EXTRACTED DATA:
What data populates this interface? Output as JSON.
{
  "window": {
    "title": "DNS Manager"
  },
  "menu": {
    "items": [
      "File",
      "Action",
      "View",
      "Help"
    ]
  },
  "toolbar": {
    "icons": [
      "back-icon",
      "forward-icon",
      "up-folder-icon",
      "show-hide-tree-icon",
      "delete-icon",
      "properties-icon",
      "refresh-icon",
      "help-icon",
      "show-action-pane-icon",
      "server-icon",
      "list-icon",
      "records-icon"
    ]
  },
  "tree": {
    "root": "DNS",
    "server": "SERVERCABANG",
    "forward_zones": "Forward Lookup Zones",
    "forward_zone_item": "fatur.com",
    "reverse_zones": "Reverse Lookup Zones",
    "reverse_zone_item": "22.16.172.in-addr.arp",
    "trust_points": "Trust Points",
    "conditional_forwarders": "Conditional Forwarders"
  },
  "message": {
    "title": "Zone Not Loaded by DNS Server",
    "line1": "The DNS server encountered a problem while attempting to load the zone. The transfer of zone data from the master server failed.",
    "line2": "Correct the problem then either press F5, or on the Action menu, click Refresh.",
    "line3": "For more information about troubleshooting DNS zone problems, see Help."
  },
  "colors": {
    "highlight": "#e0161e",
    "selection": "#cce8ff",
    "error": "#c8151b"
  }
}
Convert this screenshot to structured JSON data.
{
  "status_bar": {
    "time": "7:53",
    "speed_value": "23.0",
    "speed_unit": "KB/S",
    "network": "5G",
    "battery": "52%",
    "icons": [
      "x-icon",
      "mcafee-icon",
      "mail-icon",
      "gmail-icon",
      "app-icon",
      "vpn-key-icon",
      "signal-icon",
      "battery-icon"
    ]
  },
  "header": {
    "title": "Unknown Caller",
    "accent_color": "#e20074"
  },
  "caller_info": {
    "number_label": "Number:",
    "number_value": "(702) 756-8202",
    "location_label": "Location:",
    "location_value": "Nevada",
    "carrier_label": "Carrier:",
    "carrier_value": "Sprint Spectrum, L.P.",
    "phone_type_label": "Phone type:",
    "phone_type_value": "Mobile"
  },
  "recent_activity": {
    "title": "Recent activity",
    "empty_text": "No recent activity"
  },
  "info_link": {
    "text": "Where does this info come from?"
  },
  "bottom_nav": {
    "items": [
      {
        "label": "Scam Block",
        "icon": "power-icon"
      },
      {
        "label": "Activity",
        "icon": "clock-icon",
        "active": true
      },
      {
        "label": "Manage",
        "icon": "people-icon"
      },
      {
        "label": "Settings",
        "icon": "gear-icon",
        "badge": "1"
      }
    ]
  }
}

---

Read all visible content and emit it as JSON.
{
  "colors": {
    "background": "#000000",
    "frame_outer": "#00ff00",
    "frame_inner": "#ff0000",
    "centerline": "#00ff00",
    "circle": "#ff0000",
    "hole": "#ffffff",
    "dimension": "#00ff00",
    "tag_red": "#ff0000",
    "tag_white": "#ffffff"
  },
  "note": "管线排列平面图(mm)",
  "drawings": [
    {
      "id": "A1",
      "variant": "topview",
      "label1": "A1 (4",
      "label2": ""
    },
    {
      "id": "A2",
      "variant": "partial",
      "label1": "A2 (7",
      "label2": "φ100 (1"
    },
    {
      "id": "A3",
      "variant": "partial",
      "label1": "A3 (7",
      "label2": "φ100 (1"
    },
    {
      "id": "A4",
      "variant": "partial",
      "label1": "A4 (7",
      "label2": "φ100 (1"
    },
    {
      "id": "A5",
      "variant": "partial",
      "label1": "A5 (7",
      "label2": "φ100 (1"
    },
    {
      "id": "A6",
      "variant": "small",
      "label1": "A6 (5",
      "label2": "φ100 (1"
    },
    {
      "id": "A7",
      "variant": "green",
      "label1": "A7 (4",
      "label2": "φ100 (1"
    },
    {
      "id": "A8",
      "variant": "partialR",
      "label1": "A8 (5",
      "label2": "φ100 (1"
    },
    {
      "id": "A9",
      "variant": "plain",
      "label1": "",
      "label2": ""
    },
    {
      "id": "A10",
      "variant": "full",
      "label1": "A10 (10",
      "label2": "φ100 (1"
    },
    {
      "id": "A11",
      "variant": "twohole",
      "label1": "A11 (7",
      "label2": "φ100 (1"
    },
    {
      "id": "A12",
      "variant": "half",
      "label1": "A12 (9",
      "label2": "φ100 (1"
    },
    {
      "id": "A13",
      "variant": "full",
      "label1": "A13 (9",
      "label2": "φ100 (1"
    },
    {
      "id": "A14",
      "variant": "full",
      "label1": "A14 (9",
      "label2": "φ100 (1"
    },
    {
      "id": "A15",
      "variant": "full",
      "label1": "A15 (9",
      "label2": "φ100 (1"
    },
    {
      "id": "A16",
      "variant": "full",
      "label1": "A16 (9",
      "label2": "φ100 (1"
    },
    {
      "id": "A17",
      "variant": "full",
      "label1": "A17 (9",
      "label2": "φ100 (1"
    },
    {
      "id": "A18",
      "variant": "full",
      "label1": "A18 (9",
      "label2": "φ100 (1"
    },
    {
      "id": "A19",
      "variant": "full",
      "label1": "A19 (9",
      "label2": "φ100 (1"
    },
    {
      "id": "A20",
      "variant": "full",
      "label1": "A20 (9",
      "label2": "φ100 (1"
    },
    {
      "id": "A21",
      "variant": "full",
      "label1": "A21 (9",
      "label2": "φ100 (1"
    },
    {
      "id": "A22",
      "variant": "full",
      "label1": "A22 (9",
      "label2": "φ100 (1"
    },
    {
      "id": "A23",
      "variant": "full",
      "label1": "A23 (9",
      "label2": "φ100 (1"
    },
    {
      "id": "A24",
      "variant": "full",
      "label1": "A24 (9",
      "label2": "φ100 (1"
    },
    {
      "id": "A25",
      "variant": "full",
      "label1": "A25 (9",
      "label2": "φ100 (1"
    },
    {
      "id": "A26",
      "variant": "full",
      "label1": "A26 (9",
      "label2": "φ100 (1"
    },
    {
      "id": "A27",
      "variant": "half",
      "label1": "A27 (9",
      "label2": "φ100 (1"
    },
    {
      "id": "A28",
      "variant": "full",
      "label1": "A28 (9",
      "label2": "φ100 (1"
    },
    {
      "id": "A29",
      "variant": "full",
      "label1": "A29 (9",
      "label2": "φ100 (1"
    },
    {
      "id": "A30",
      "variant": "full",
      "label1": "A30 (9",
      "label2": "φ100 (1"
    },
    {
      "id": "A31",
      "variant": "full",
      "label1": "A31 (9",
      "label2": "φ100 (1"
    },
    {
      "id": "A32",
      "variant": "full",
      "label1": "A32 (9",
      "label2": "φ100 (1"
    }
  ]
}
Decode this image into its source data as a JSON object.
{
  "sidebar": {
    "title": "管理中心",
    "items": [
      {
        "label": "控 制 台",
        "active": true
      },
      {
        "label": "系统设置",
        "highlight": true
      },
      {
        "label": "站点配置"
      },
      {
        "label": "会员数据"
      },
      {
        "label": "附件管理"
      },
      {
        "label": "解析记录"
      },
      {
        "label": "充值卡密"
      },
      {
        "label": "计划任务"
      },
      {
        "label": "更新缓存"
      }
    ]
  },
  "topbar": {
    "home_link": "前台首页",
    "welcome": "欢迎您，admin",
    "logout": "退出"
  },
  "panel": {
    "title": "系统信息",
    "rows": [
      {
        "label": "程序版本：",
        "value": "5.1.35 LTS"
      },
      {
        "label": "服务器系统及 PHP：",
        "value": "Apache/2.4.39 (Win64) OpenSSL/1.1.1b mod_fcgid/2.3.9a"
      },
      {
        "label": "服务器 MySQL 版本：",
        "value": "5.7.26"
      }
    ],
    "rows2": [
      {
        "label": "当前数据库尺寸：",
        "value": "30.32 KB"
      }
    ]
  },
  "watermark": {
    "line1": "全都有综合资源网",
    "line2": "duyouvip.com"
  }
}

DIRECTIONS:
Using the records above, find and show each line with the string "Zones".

COMPLETED EXERCISE:
    "forward_zones": "Forward Lookup Zones",
    "reverse_zones": "Reverse Lookup Zones",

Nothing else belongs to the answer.